• [Problem to work on] Each entry below is to be returned exactly, with any pictures left out.

[Entries supplied — start]

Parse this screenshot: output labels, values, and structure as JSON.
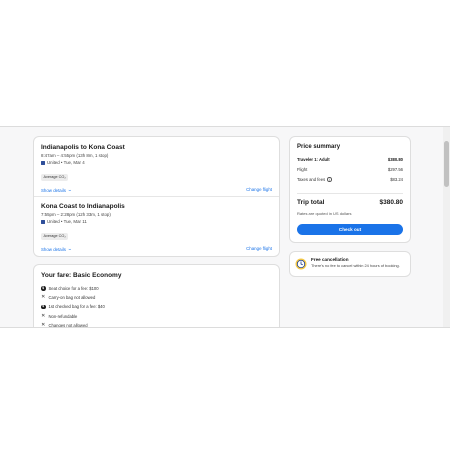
{
  "itinerary": {
    "segments": [
      {
        "title": "Indianapolis to Kona Coast",
        "times": "8:47am – 4:55pm (13h 8m, 1 stop)",
        "airline": "United • Tue, Mar 4",
        "badge": "Average CO₂",
        "show_details": "Show details",
        "change_flight": "Change flight"
      },
      {
        "title": "Kona Coast to Indianapolis",
        "times": "7:55pm – 2:28pm (12h 33m, 1 stop)",
        "airline": "United • Tue, Mar 11",
        "badge": "Average CO₂",
        "show_details": "Show details",
        "change_flight": "Change flight"
      }
    ]
  },
  "fare": {
    "title": "Your fare: Basic Economy",
    "items": [
      {
        "icon": "dollar-icon",
        "text": "Seat choice for a fee: $100"
      },
      {
        "icon": "x-icon",
        "text": "Carry-on bag not allowed"
      },
      {
        "icon": "dollar-icon",
        "text": "1st checked bag for a fee: $40"
      },
      {
        "icon": "x-icon",
        "text": "Non-refundable"
      },
      {
        "icon": "x-icon",
        "text": "Changes not allowed"
      }
    ]
  },
  "price_summary": {
    "title": "Price summary",
    "traveler_label": "Traveler 1: Adult",
    "traveler_amount": "$380.80",
    "flight_label": "Flight",
    "flight_amount": "$297.56",
    "taxes_label": "Taxes and fees",
    "taxes_amount": "$83.24",
    "total_label": "Trip total",
    "total_amount": "$380.80",
    "rates_note": "Rates are quoted in US dollars",
    "checkout_label": "Check out"
  },
  "cancellation": {
    "title": "Free cancellation",
    "description": "There's no fee to cancel within 24 hours of booking."
  },
  "colors": {
    "accent": "#1a73e8",
    "clock_yellow": "#f6c945"
  }
}
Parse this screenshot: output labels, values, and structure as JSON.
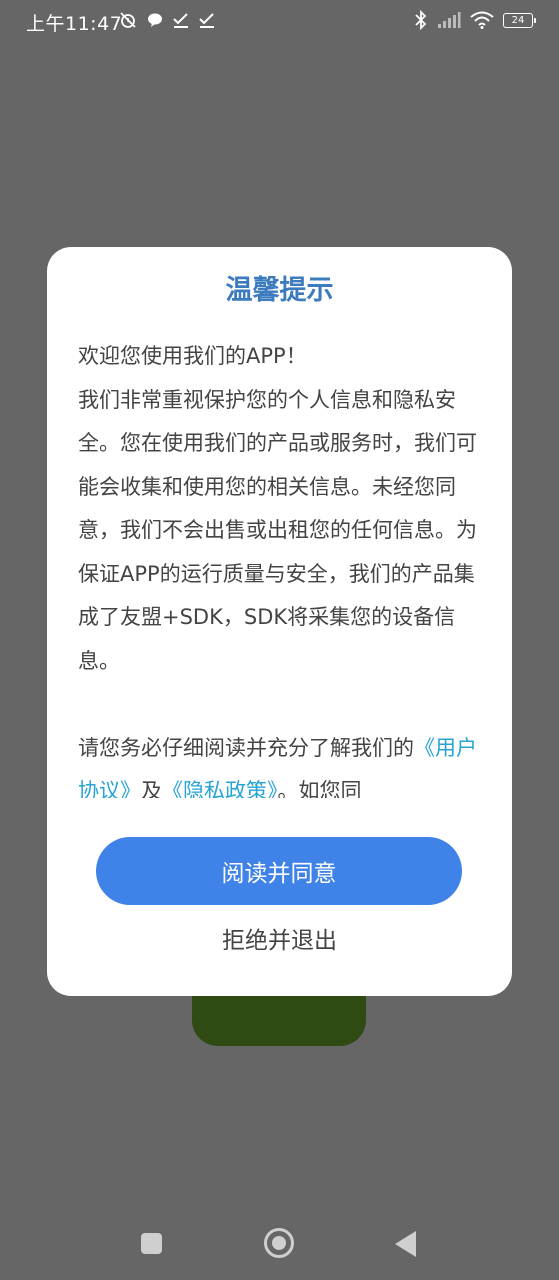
{
  "status_bar": {
    "time": "上午11:47",
    "battery": "24"
  },
  "dialog": {
    "title": "温馨提示",
    "paragraph1": "欢迎您使用我们的APP！",
    "paragraph2": "我们非常重视保护您的个人信息和隐私安全。您在使用我们的产品或服务时，我们可能会收集和使用您的相关信息。未经您同意，我们不会出售或出租您的任何信息。为保证APP的运行质量与安全，我们的产品集成了友盟+SDK，SDK将采集您的设备信息。",
    "paragraph3_prefix": "请您务必仔细阅读并充分了解我们的",
    "user_agreement_link": "《用户协议》",
    "conjunction": "及",
    "privacy_policy_link": "《隐私政策》",
    "paragraph3_suffix": "。如您同"
  },
  "buttons": {
    "agree": "阅读并同意",
    "reject": "拒绝并退出"
  },
  "colors": {
    "title": "#3d7bbf",
    "link": "#27a3d6",
    "primary_button": "#3f83e8",
    "overlay": "#666666"
  }
}
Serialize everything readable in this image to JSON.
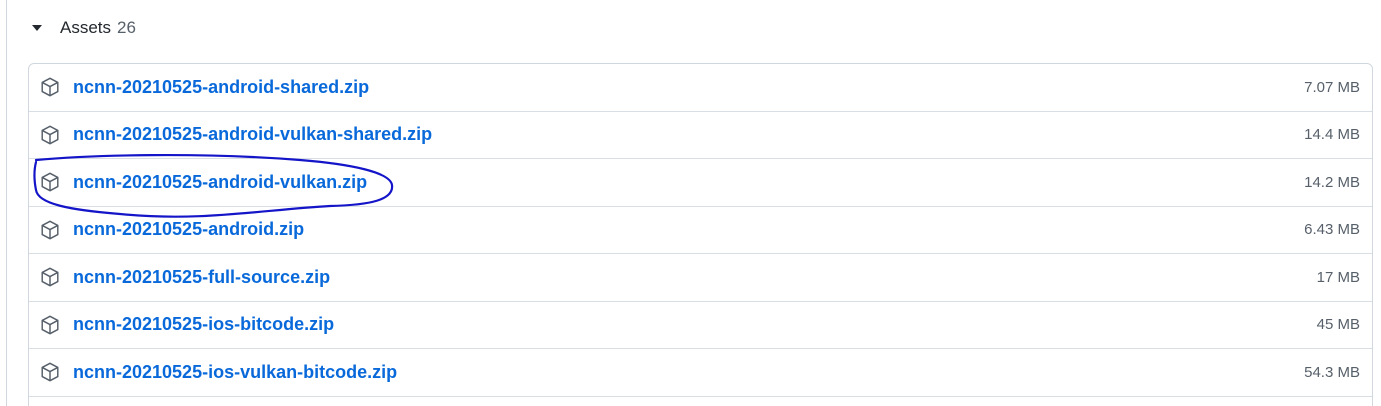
{
  "header": {
    "title": "Assets",
    "count": "26"
  },
  "assets": [
    {
      "name": "ncnn-20210525-android-shared.zip",
      "size": "7.07 MB",
      "icon": "package-icon"
    },
    {
      "name": "ncnn-20210525-android-vulkan-shared.zip",
      "size": "14.4 MB",
      "icon": "package-icon"
    },
    {
      "name": "ncnn-20210525-android-vulkan.zip",
      "size": "14.2 MB",
      "icon": "package-icon"
    },
    {
      "name": "ncnn-20210525-android.zip",
      "size": "6.43 MB",
      "icon": "package-icon"
    },
    {
      "name": "ncnn-20210525-full-source.zip",
      "size": "17 MB",
      "icon": "package-icon"
    },
    {
      "name": "ncnn-20210525-ios-bitcode.zip",
      "size": "45 MB",
      "icon": "package-icon"
    },
    {
      "name": "ncnn-20210525-ios-vulkan-bitcode.zip",
      "size": "54.3 MB",
      "icon": "package-icon"
    }
  ],
  "colors": {
    "link": "#0969da",
    "annotation_ink": "#1010d0"
  }
}
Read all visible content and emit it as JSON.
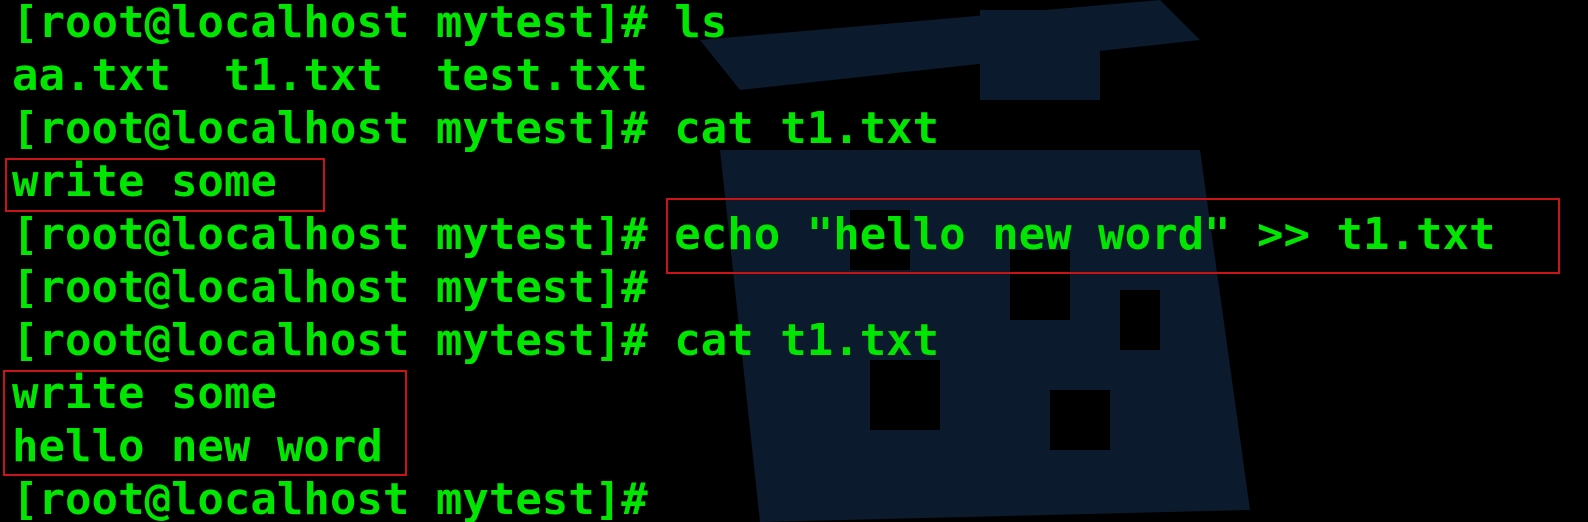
{
  "terminal": {
    "lines": [
      "[root@localhost mytest]# ls",
      "aa.txt  t1.txt  test.txt",
      "[root@localhost mytest]# cat t1.txt",
      "write some",
      "[root@localhost mytest]# echo \"hello new word\" >> t1.txt",
      "[root@localhost mytest]#",
      "[root@localhost mytest]# cat t1.txt",
      "write some",
      "hello new word",
      "[root@localhost mytest]#"
    ]
  },
  "colors": {
    "background": "#000000",
    "text": "#00e600",
    "highlight_border": "#c81414",
    "watermark": "#0b1a2c"
  },
  "icons": {
    "watermark": "watermark-logo"
  }
}
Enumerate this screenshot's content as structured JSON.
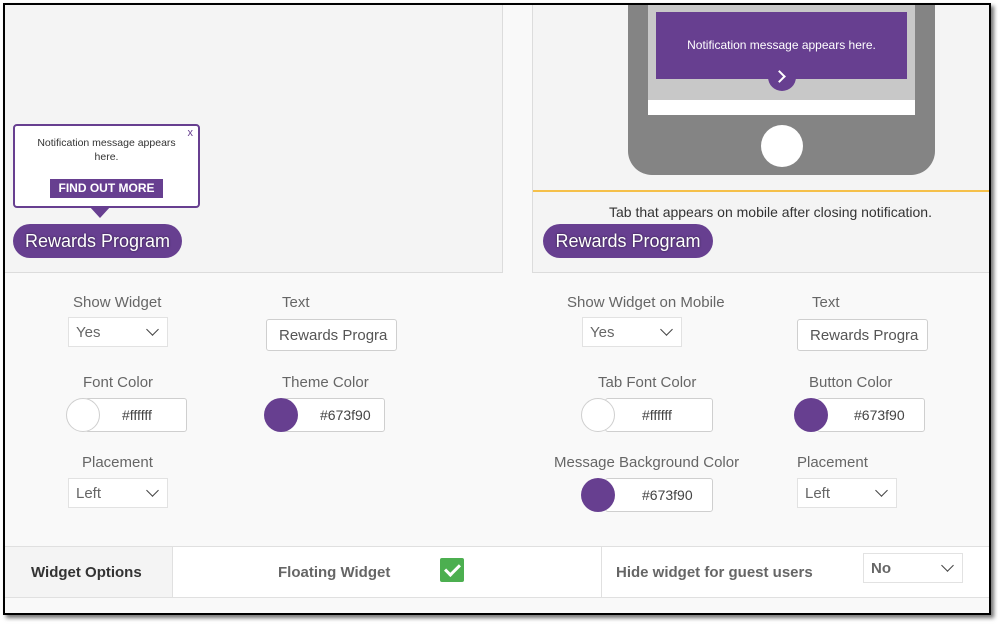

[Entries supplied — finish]

• [Response area]
Parse this screenshot: output labels, values, and structure as JSON.
{
  "itinerary": {
    "segments": [
      {
        "title": "Indianapolis to Kona Coast",
        "times": "8:47am – 4:55pm (13h 8m, 1 stop)",
        "airline": "United • Tue, Mar 4",
        "badge": "Average CO₂",
        "show_details": "Show details",
        "change_flight": "Change flight"
      },
      {
        "title": "Kona Coast to Indianapolis",
        "times": "7:55pm – 2:28pm (12h 33m, 1 stop)",
        "airline": "United • Tue, Mar 11",
        "badge": "Average CO₂",
        "show_details": "Show details",
        "change_flight": "Change flight"
      }
    ]
  },
  "fare": {
    "title": "Your fare: Basic Economy",
    "items": [
      {
        "icon": "dollar-icon",
        "text": "Seat choice for a fee: $100"
      },
      {
        "icon": "x-icon",
        "text": "Carry-on bag not allowed"
      },
      {
        "icon": "dollar-icon",
        "text": "1st checked bag for a fee: $40"
      },
      {
        "icon": "x-icon",
        "text": "Non-refundable"
      },
      {
        "icon": "x-icon",
        "text": "Changes not allowed"
      }
    ]
  },
  "price_summary": {
    "title": "Price summary",
    "traveler_label": "Traveler 1: Adult",
    "traveler_amount": "$380.80",
    "flight_label": "Flight",
    "flight_amount": "$297.56",
    "taxes_label": "Taxes and fees",
    "taxes_amount": "$83.24",
    "total_label": "Trip total",
    "total_amount": "$380.80",
    "rates_note": "Rates are quoted in US dollars",
    "checkout_label": "Check out"
  },
  "cancellation": {
    "title": "Free cancellation",
    "description": "There's no fee to cancel within 24 hours of booking."
  },
  "colors": {
    "accent": "#1a73e8",
    "clock_yellow": "#f6c945"
  }
}
Parse this screenshot: output labels, values, and structure as JSON.
{
  "status_bar": {
    "time": "上午11:47",
    "battery": "24"
  },
  "dialog": {
    "title": "温馨提示",
    "paragraph1": "欢迎您使用我们的APP！",
    "paragraph2": "我们非常重视保护您的个人信息和隐私安全。您在使用我们的产品或服务时，我们可能会收集和使用您的相关信息。未经您同意，我们不会出售或出租您的任何信息。为保证APP的运行质量与安全，我们的产品集成了友盟+SDK，SDK将采集您的设备信息。",
    "paragraph3_prefix": "请您务必仔细阅读并充分了解我们的",
    "user_agreement_link": "《用户协议》",
    "conjunction": "及",
    "privacy_policy_link": "《隐私政策》",
    "paragraph3_suffix": "。如您同"
  },
  "buttons": {
    "agree": "阅读并同意",
    "reject": "拒绝并退出"
  },
  "colors": {
    "title": "#3d7bbf",
    "link": "#27a3d6",
    "primary_button": "#3f83e8",
    "overlay": "#666666"
  }
}
Serialize everything readable in this image to JSON.
{
  "header": {
    "title": "Assets",
    "count": "26"
  },
  "assets": [
    {
      "name": "ncnn-20210525-android-shared.zip",
      "size": "7.07 MB",
      "icon": "package-icon"
    },
    {
      "name": "ncnn-20210525-android-vulkan-shared.zip",
      "size": "14.4 MB",
      "icon": "package-icon"
    },
    {
      "name": "ncnn-20210525-android-vulkan.zip",
      "size": "14.2 MB",
      "icon": "package-icon"
    },
    {
      "name": "ncnn-20210525-android.zip",
      "size": "6.43 MB",
      "icon": "package-icon"
    },
    {
      "name": "ncnn-20210525-full-source.zip",
      "size": "17 MB",
      "icon": "package-icon"
    },
    {
      "name": "ncnn-20210525-ios-bitcode.zip",
      "size": "45 MB",
      "icon": "package-icon"
    },
    {
      "name": "ncnn-20210525-ios-vulkan-bitcode.zip",
      "size": "54.3 MB",
      "icon": "package-icon"
    }
  ],
  "colors": {
    "link": "#0969da",
    "annotation_ink": "#1010d0"
  }
}
Read all visible content and emit it as JSON.
{
  "terminal": {
    "lines": [
      "[root@localhost mytest]# ls",
      "aa.txt  t1.txt  test.txt",
      "[root@localhost mytest]# cat t1.txt",
      "write some",
      "[root@localhost mytest]# echo \"hello new word\" >> t1.txt",
      "[root@localhost mytest]#",
      "[root@localhost mytest]# cat t1.txt",
      "write some",
      "hello new word",
      "[root@localhost mytest]#"
    ]
  },
  "colors": {
    "background": "#000000",
    "text": "#00e600",
    "highlight_border": "#c81414",
    "watermark": "#0b1a2c"
  },
  "icons": {
    "watermark": "watermark-logo"
  }
}
Enumerate this screenshot's content as structured JSON.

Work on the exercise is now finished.